The US Department of State also advised people to avoid tourism and non-essential travel to Chile.

Associate Professor Ritchie said infrastructure was likely to be restored quickly, so overseas visitors could soon fly to Chile again, make their way around and find accommodation.

It meant travellers already booked to visit Chile in the coming months should consider going ahead with their plans, he said.

``Reports suggest that important tourist infrastructure such as the damaged airport terminal in the capital, electricity and telecommunications will be quickly restored,’’ he said.

``The impact on Chile’s tourism infrastructure and product has been relatively limited, due in part to their previous experience with seismic activity and good building codes acting to mitigate or reduce the damage.

``Chile has its problems but it will recover.
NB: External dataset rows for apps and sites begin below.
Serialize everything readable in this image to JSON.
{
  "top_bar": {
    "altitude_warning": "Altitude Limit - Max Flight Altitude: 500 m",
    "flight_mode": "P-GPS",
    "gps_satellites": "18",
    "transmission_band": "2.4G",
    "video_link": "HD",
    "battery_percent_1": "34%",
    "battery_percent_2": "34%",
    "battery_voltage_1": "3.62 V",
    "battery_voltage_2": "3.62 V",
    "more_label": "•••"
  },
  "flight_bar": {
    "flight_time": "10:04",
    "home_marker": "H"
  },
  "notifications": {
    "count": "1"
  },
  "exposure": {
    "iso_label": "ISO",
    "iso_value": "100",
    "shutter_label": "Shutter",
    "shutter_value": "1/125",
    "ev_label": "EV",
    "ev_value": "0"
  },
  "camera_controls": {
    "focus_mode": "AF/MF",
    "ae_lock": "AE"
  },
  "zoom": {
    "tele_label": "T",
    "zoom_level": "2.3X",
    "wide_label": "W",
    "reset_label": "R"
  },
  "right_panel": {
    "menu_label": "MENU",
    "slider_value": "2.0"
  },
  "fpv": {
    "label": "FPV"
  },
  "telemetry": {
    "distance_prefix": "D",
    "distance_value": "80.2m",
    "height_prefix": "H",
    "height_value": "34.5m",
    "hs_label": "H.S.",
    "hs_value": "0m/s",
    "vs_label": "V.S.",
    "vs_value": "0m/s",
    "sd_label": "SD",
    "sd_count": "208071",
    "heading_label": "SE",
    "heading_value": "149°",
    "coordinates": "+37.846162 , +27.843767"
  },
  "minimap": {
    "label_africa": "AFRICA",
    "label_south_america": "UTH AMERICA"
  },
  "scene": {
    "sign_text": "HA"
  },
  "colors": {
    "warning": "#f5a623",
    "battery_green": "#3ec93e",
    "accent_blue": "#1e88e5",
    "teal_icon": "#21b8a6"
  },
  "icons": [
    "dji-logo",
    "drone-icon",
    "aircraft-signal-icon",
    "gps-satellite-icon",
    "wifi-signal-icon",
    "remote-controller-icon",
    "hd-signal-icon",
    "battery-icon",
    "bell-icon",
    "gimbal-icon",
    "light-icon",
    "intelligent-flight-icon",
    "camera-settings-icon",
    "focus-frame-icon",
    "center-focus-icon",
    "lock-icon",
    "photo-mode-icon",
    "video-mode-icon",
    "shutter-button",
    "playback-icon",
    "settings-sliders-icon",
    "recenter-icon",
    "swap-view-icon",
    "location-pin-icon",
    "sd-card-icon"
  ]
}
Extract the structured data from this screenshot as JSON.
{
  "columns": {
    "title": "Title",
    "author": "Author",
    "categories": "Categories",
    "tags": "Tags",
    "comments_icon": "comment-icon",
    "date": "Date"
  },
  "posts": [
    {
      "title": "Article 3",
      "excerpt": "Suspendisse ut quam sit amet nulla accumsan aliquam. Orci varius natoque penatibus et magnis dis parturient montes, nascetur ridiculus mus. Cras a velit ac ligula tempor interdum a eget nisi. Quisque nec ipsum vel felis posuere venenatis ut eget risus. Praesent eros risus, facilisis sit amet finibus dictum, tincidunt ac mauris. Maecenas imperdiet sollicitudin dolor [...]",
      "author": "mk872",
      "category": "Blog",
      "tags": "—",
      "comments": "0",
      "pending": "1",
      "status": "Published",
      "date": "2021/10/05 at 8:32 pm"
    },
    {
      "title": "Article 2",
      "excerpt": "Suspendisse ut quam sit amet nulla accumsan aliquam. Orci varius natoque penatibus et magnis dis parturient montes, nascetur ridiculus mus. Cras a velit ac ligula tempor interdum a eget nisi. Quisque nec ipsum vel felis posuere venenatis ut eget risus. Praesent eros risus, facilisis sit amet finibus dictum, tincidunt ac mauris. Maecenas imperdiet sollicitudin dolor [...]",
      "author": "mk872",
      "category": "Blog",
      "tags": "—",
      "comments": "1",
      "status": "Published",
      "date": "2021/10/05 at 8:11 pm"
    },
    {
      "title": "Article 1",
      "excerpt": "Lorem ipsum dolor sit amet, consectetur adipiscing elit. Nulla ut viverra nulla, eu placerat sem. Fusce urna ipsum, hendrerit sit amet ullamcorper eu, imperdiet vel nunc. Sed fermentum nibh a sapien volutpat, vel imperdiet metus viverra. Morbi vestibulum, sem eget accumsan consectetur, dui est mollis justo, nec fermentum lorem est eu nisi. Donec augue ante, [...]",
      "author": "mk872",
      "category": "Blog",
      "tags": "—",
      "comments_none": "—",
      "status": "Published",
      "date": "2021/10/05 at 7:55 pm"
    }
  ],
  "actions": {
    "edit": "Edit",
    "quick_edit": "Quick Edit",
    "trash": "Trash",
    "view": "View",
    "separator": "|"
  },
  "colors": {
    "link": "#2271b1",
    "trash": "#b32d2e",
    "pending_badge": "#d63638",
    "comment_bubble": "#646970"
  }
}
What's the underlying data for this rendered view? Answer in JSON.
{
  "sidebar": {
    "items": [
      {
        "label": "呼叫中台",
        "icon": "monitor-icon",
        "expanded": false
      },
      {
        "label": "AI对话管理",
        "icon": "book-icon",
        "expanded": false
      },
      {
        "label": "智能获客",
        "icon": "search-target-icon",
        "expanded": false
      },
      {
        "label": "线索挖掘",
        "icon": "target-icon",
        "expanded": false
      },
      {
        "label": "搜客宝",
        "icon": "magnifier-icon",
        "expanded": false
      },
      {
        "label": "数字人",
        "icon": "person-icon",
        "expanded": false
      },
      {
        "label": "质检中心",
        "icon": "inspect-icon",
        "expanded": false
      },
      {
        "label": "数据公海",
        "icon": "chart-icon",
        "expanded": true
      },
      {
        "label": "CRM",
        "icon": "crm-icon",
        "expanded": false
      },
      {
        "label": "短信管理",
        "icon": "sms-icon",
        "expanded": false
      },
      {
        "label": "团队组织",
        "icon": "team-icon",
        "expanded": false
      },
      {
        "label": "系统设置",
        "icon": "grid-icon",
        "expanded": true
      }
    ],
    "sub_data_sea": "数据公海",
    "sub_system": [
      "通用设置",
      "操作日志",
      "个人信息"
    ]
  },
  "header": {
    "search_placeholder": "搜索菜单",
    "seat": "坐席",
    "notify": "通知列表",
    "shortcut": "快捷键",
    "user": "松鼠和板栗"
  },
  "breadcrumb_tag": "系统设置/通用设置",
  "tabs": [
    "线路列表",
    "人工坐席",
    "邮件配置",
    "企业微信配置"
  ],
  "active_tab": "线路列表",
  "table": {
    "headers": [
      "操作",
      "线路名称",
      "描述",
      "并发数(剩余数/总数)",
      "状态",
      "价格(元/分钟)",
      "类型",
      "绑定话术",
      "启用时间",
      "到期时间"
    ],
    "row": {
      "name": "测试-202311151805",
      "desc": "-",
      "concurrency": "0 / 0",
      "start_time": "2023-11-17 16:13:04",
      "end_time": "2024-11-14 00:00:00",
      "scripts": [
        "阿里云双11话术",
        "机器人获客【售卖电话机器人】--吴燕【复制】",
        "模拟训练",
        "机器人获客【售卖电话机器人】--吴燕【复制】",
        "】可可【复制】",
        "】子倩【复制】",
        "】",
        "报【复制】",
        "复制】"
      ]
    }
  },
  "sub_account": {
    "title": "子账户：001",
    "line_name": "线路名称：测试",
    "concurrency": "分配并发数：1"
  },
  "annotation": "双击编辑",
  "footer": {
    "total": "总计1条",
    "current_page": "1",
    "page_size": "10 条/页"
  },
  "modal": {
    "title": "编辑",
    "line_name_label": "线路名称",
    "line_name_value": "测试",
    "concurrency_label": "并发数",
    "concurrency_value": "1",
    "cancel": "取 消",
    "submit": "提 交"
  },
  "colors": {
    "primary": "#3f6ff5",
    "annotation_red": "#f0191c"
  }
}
It is a beautiful country and people should consider going there. Don’t forget Chile because of the earthquake. People staying away in the coming months could really hurt the tourism industry there.’’

Academic and director of industry and government partnerships, Dr David Solnet, said the School of Tourism would be involved in helping the tourist industry pick up the pieces, with disaster and recovery advice, planning help and moves to strengthened university and government partnerships.

The school had made links with three Chilean universities, had bid for tourism planning projects, set up research partnerships and was part of an eco-tourism conference, Dr Solnet said.

``Tourism is a very important part of the governmental initiatives in Chile, knowing that sustainable tourism provides clear and effective economic benefits.’’

Media: Brent Ritchie (0413 938 115), David Solnet (0411 828 757) or Erik de Wit (0417 088 772)